sealPurdue Letter from the President

February, 1998

February is a month that is short on days, but there has been no shortage of activity at Purdue in recent weeks. In this letter, I'd like to give you brief updates of some of the things that have been happening here.

In addition to being a gifted university administrator, Don has broad and deep experience working with state government and private business. Among his challenges will be to create a master plan for the various Purdue initiatives and to create a single entry point for anyone seeking access to these Purdue resources. I believe Purdue can greatly enhance its economic value to the state if Don is successful in mobilizing these programs. The initial response to his appointment was very enthusiastic, so he already is off to a great start.

The rankings are based on surveys of higher education administrators and professors and certain data supplied to the magazine by the institutions. While it is reassuring to have Purdue do so well in these evaluations, I believe the idea of ranking universities in this way is a flawed concept. Just as every individual is unique, every higher education institution has its own personality and its own set of strengths. For some students, Purdue is the best choice they could make. Others might be happier and more successful at another university or college. The most important choice a student makes is the decision to pursue a degree. After that, some careful reading and campus visits usually lead to the right selection.

Another highlight of the event was the announcement of a gift of $110,000 toward the construction of the new building from the Mamon Powers Foundation. Mamon Powers Jr. is a 1970 Purdue graduate and a member of Purdue's Board of Trustees. He is president of the Powers Construction Co., one of the most successful construction firms in Indiana.

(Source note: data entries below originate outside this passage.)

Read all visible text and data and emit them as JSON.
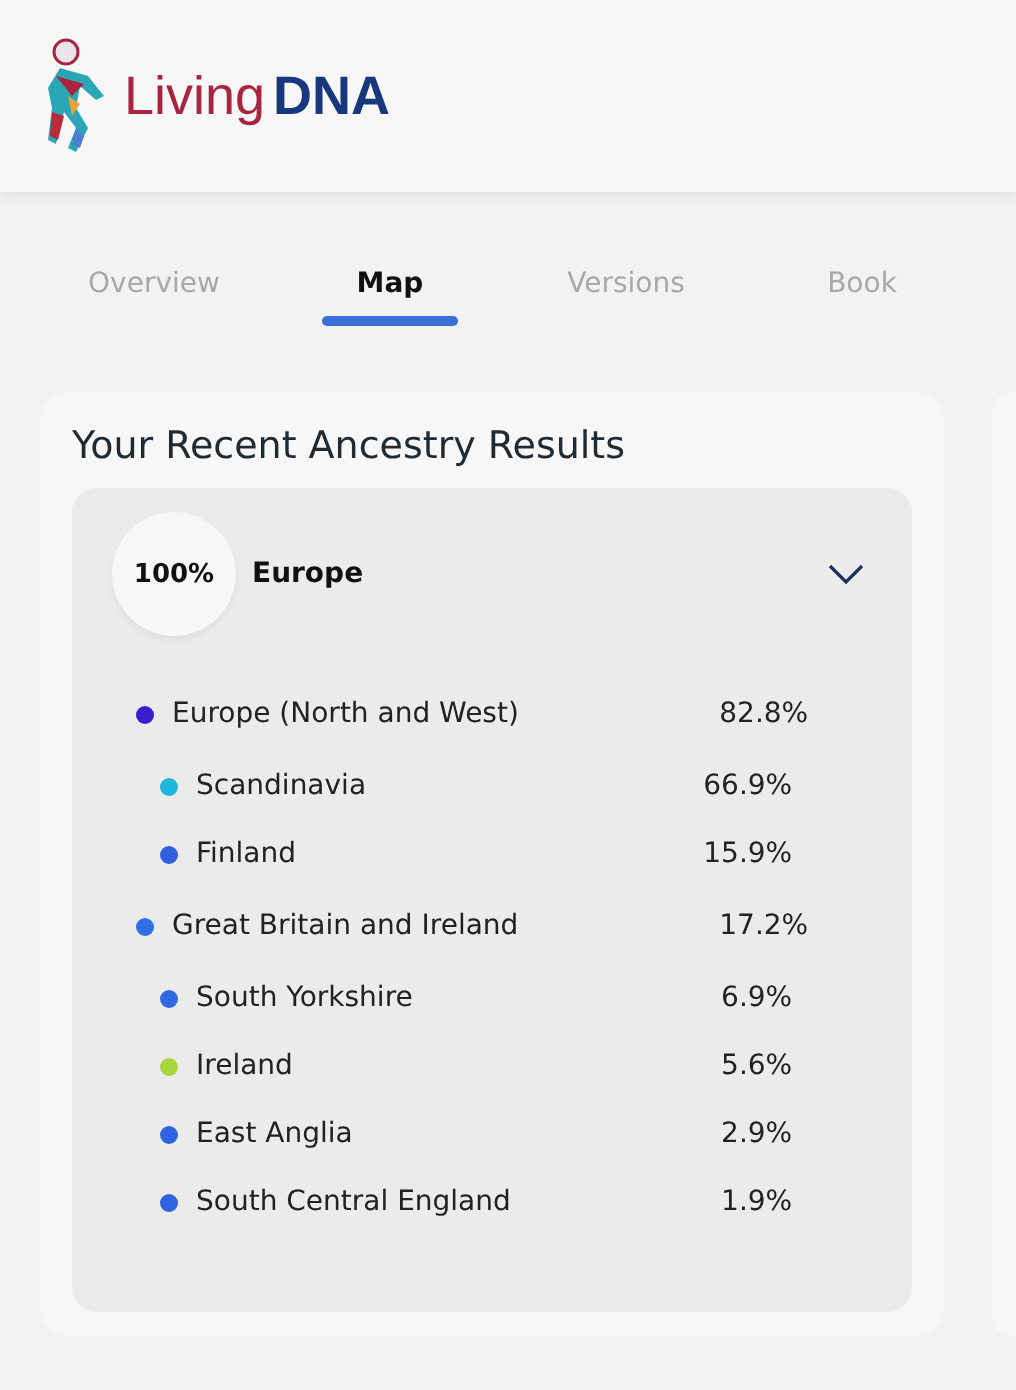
{
  "logo": {
    "word_1": "Living",
    "word_2": "DNA"
  },
  "tabs": [
    {
      "label": "Overview",
      "selected": false
    },
    {
      "label": "Map",
      "selected": true
    },
    {
      "label": "Versions",
      "selected": false
    },
    {
      "label": "Book",
      "selected": false
    }
  ],
  "card": {
    "title": "Your Recent Ancestry Results",
    "group": {
      "percent": "100%",
      "name": "Europe",
      "expanded": true,
      "regions": [
        {
          "name": "Europe (North and West)",
          "percent": "82.8%",
          "color": "#3a1fd1",
          "children": [
            {
              "name": "Scandinavia",
              "percent": "66.9%",
              "color": "#1fb6db"
            },
            {
              "name": "Finland",
              "percent": "15.9%",
              "color": "#2f5fe0"
            }
          ]
        },
        {
          "name": "Great Britain and Ireland",
          "percent": "17.2%",
          "color": "#2f6fe6",
          "children": [
            {
              "name": "South Yorkshire",
              "percent": "6.9%",
              "color": "#2f6ae3"
            },
            {
              "name": "Ireland",
              "percent": "5.6%",
              "color": "#a8d63c"
            },
            {
              "name": "East Anglia",
              "percent": "2.9%",
              "color": "#2f63e0"
            },
            {
              "name": "South Central England",
              "percent": "1.9%",
              "color": "#2f63e0"
            }
          ]
        }
      ]
    }
  }
}
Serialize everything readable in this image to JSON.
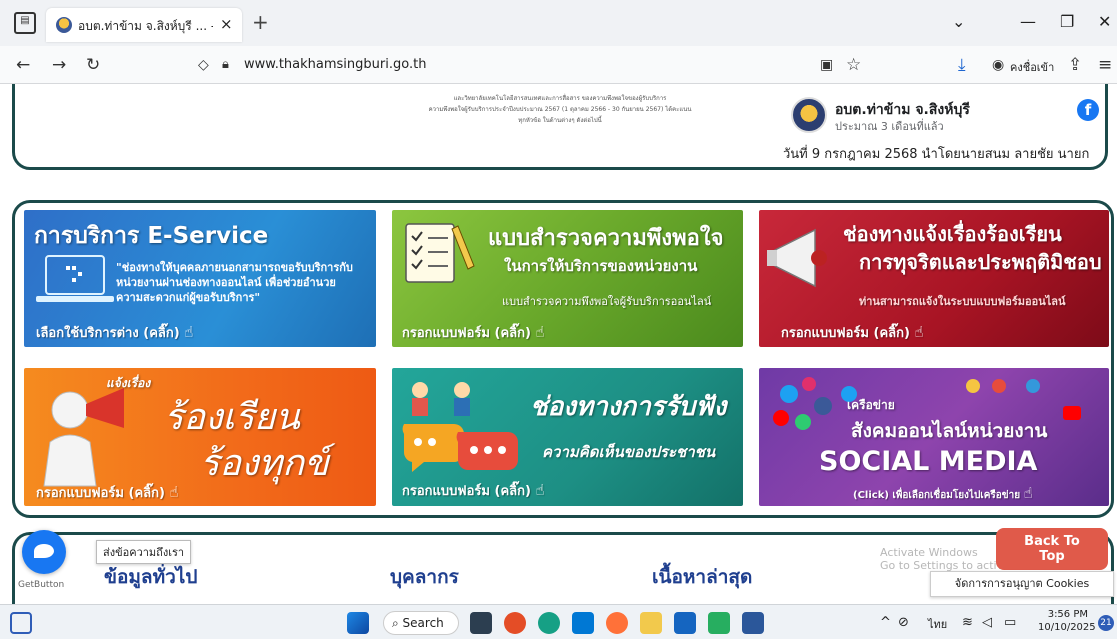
{
  "browser": {
    "tab_title": "อบต.ท่าข้าม จ.สิงห์บุรี ... - ยินดีต้อ",
    "url": "www.thakhamsingburi.go.th",
    "profile_label": "คงชื่อเข้า"
  },
  "top": {
    "survey_text_line1": "และวิทยาลัยเทคโนโลยีสารสนเทศและการสื่อสาร ของความพึงพอใจของผู้รับบริการ",
    "survey_text_line2": "ความพึงพอใจผู้รับบริการประจำปีงบประมาณ 2567 (1 ตุลาคม 2566 - 30 กันยายน 2567) ได้คะแนน",
    "survey_text_line3": "ทุกหัวข้อ ในด้านต่างๆ ดังต่อไปนี้",
    "fb_name": "อบต.ท่าข้าม จ.สิงห์บุรี",
    "fb_time": "ประมาณ 3 เดือนที่แล้ว",
    "fb_post": "วันที่ 9 กรกฎาคม 2568 นำโดยนายสนม ลายชัย นายก"
  },
  "banners": {
    "eservice": {
      "title": "การบริการ E-Service",
      "desc1": "\"ช่องทางให้บุคคลภายนอกสามารถขอรับบริการกับ",
      "desc2": "หน่วยงานผ่านช่องทางออนไลน์ เพื่อช่วยอำนวย",
      "desc3": "ความสะดวกแก่ผู้ขอรับบริการ\"",
      "cta": "เลือกใช้บริการต่าง (คลิ๊ก)"
    },
    "survey": {
      "title1": "แบบสำรวจความพึงพอใจ",
      "title2": "ในการให้บริการของหน่วยงาน",
      "desc": "แบบสำรวจความพึงพอใจผู้รับบริการออนไลน์",
      "cta": "กรอกแบบฟอร์ม (คลิ๊ก)"
    },
    "corruption": {
      "title1": "ช่องทางแจ้งเรื่องร้องเรียน",
      "title2": "การทุจริตและประพฤติมิชอบ",
      "desc": "ท่านสามารถแจ้งในระบบแบบฟอร์มออนไลน์",
      "cta": "กรอกแบบฟอร์ม (คลิ๊ก)"
    },
    "complaint": {
      "small": "แจ้งเรื่อง",
      "title1": "ร้องเรียน",
      "title2": "ร้องทุกข์",
      "cta": "กรอกแบบฟอร์ม (คลิ๊ก)"
    },
    "listen": {
      "title1": "ช่องทางการรับฟัง",
      "title2": "ความคิดเห็นของประชาชน",
      "cta": "กรอกแบบฟอร์ม (คลิ๊ก)"
    },
    "social": {
      "small": "เครือข่าย",
      "title1": "สังคมออนไลน์หน่วยงาน",
      "title2": "SOCIAL MEDIA",
      "cta": "(Click) เพื่อเลือกเชื่อมโยงไปเครือข่าย"
    }
  },
  "bottom": {
    "col1": "ข้อมูลทั่วไป",
    "col2": "บุคลากร",
    "col3": "เนื้อหาล่าสุด",
    "msg_tooltip": "ส่งข้อความถึงเรา",
    "getbutton": "GetButton",
    "back_to_top_1": "Back To",
    "back_to_top_2": "Top",
    "cookie_btn": "จัดการการอนุญาต Cookies",
    "activate_line1": "Activate Windows",
    "activate_line2": "Go to Settings to activate Windows."
  },
  "taskbar": {
    "search": "Search",
    "lang": "ไทย",
    "time": "3:56 PM",
    "date": "10/10/2025",
    "notif_count": "21"
  }
}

People from all sectors of the Purdue community have contributed to the Black Cultural Center project. I'm very pleased that after 25 years of outstanding programming, the Center will move into a building that is worthy of its quality.

Steven C. Beering